TASK TO COMPLETE | Produce the listing below again, exactly as shown.

GIVEN RECORDS |
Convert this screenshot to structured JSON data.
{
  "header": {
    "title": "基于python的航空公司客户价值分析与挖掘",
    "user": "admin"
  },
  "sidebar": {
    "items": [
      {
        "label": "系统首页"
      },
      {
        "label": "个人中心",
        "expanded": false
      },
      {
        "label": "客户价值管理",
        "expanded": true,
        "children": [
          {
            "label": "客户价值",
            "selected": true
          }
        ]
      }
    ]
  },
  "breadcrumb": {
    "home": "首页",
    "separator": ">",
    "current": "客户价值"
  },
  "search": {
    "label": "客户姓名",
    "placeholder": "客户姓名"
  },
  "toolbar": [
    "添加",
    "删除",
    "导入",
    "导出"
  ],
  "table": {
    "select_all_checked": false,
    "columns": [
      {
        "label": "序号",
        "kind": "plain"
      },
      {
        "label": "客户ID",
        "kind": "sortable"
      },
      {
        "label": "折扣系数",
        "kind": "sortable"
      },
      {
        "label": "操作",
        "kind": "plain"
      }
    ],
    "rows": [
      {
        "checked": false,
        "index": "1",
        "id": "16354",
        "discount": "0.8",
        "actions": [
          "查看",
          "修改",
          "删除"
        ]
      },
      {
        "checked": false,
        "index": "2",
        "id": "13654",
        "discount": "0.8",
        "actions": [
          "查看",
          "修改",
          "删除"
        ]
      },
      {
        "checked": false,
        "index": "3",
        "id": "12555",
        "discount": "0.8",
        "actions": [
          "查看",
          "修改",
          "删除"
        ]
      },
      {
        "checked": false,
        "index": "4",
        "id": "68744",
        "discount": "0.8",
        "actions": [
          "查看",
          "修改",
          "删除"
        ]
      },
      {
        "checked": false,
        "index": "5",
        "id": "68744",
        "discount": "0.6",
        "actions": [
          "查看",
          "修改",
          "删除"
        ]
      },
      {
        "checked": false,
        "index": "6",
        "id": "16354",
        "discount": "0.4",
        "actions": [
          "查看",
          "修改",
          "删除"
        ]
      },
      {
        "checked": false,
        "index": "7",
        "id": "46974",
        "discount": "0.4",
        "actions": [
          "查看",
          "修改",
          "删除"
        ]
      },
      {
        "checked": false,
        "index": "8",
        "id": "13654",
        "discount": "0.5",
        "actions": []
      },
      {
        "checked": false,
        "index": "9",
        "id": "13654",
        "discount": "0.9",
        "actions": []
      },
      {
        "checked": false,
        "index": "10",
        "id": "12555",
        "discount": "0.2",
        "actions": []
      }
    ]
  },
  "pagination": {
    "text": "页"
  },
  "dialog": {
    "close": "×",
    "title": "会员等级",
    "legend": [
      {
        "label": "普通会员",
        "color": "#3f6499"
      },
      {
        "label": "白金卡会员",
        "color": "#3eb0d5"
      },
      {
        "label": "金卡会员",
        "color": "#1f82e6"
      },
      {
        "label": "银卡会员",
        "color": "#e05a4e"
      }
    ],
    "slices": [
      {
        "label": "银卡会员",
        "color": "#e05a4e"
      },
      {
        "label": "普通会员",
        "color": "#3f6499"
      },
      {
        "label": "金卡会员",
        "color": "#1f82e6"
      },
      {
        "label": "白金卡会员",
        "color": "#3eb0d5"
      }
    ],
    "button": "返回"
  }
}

SOLUTION |
Convert this screenshot to structured JSON data.
{
  "header": {
    "title": "基于python的航空公司客户价值分析与挖掘",
    "user": "admin"
  },
  "sidebar": {
    "items": [
      {
        "label": "系统首页"
      },
      {
        "label": "个人中心",
        "expanded": false
      },
      {
        "label": "客户价值管理",
        "expanded": true,
        "children": [
          {
            "label": "客户价值",
            "selected": true
          }
        ]
      }
    ]
  },
  "breadcrumb": {
    "home": "首页",
    "separator": ">",
    "current": "客户价值"
  },
  "search": {
    "label": "客户姓名",
    "placeholder": "客户姓名"
  },
  "toolbar": [
    "添加",
    "删除",
    "导入",
    "导出"
  ],
  "table": {
    "select_all_checked": false,
    "columns": [
      {
        "label": "序号",
        "kind": "plain"
      },
      {
        "label": "客户ID",
        "kind": "sortable"
      },
      {
        "label": "折扣系数",
        "kind": "sortable"
      },
      {
        "label": "操作",
        "kind": "plain"
      }
    ],
    "rows": [
      {
        "checked": false,
        "index": "1",
        "id": "16354",
        "discount": "0.8",
        "actions": [
          "查看",
          "修改",
          "删除"
        ]
      },
      {
        "checked": false,
        "index": "2",
        "id": "13654",
        "discount": "0.8",
        "actions": [
          "查看",
          "修改",
          "删除"
        ]
      },
      {
        "checked": false,
        "index": "3",
        "id": "12555",
        "discount": "0.8",
        "actions": [
          "查看",
          "修改",
          "删除"
        ]
      },
      {
        "checked": false,
        "index": "4",
        "id": "68744",
        "discount": "0.8",
        "actions": [
          "查看",
          "修改",
          "删除"
        ]
      },
      {
        "checked": false,
        "index": "5",
        "id": "68744",
        "discount": "0.6",
        "actions": [
          "查看",
          "修改",
          "删除"
        ]
      },
      {
        "checked": false,
        "index": "6",
        "id": "16354",
        "discount": "0.4",
        "actions": [
          "查看",
          "修改",
          "删除"
        ]
      },
      {
        "checked": false,
        "index": "7",
        "id": "46974",
        "discount": "0.4",
        "actions": [
          "查看",
          "修改",
          "删除"
        ]
      },
      {
        "checked": false,
        "index": "8",
        "id": "13654",
        "discount": "0.5",
        "actions": []
      },
      {
        "checked": false,
        "index": "9",
        "id": "13654",
        "discount": "0.9",
        "actions": []
      },
      {
        "checked": false,
        "index": "10",
        "id": "12555",
        "discount": "0.2",
        "actions": []
      }
    ]
  },
  "pagination": {
    "text": "页"
  },
  "dialog": {
    "close": "×",
    "title": "会员等级",
    "legend": [
      {
        "label": "普通会员",
        "color": "#3f6499"
      },
      {
        "label": "白金卡会员",
        "color": "#3eb0d5"
      },
      {
        "label": "金卡会员",
        "color": "#1f82e6"
      },
      {
        "label": "银卡会员",
        "color": "#e05a4e"
      }
    ],
    "slices": [
      {
        "label": "银卡会员",
        "color": "#e05a4e"
      },
      {
        "label": "普通会员",
        "color": "#3f6499"
      },
      {
        "label": "金卡会员",
        "color": "#1f82e6"
      },
      {
        "label": "白金卡会员",
        "color": "#3eb0d5"
      }
    ],
    "button": "返回"
  }
}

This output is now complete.